Saturday, 21 November 2015

When Terror Rattles the Bars

….You have been a strength to the poor, a strength to the needy in his distress, a refuge from the storm, a shade from the heat; for the blast of the terrible ones is as a storm against the wall                     (Isaiah 25:4 NKJV)
Right up to the Jihadists of today, the tides of history show up the astonishing inability of violent power-mad men to learn from the past.  ‘Only with guns,’ wrote Chairman Mao, ‘can the whole world be transformed’ (Mao’s Thoughts, page 61).   The Jihadists too have fallen to the lie - oblivious to posterity’s verdict that resorting to violence to win your case is a candid admission that you have already lost the argument.

In Isaiah’s time it was the Assyrians.  Their supreme weapon was Terror; inspired by their distorted religious beliefs.  By enslavement and exile, butchery, mutilations and beheadings, their aim was universal domination.  Yet, despite the ‘blast’ threatened by their unremitting violence, the prophet predicted that this would eventually come to nothing as against ‘the wall’ that represented the stronghold of God’s rule.

And so it proved.  Assyria’s capital fortress-city of Nineveh was taken in August 612 BC, by a coalition of Babylonians and Medes.  The vivid Bible book of Nahum prophesied its downfall in amazing detail, as was confirmed later by nineteenth century archaeologists.  Nahum foresaw the coming disaster as the judgment of God, in the words “I will leave you no prey on the earth.”  For centuries to come, all that was left of Nineveh was a mound - Tell Kunyunjik – ‘The mound of many sheep.’

Its later name was Mosul – a modern city which today’s Jihadists have battled to make their own.  Their weapon is the gun.  The greater weapon by far is prayer by God’s people to Christ, the long-prophesied Son of Man.  The New King James Version gives us the true reading of Isaiah 32:2 in the words,  ‘A man will be as a hiding place from the wind, and a covert from the tempest …. as the shadow of a great rock in a weary land.’

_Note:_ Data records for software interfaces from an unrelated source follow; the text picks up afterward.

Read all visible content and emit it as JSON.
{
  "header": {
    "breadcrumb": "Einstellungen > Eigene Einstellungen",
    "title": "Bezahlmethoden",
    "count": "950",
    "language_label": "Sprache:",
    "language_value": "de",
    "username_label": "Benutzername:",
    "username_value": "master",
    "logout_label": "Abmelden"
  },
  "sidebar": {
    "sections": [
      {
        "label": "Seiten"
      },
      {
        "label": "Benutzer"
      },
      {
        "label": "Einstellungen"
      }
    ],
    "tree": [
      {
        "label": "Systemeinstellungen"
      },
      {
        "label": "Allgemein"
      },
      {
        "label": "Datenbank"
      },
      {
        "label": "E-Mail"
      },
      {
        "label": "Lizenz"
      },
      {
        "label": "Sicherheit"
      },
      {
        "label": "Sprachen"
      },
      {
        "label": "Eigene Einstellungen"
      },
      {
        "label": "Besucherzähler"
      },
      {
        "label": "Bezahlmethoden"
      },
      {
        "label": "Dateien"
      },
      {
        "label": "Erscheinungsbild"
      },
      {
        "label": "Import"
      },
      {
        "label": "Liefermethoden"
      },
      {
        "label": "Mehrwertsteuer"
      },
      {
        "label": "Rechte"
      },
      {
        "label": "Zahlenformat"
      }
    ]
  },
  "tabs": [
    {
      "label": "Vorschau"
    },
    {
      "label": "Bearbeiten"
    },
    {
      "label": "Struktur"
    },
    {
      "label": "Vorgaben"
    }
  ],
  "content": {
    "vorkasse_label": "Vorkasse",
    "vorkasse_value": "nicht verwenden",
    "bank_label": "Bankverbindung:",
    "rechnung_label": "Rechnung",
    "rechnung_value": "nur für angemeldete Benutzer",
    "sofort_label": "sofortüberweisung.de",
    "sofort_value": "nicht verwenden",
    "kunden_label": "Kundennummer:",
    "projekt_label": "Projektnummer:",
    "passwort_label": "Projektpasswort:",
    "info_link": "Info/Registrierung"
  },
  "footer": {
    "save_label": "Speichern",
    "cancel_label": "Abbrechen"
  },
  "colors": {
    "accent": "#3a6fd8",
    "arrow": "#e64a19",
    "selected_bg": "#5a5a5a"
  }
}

‘It is prayer,’ wrote Jacques Ellul, ‘and prayer alone
that can make history’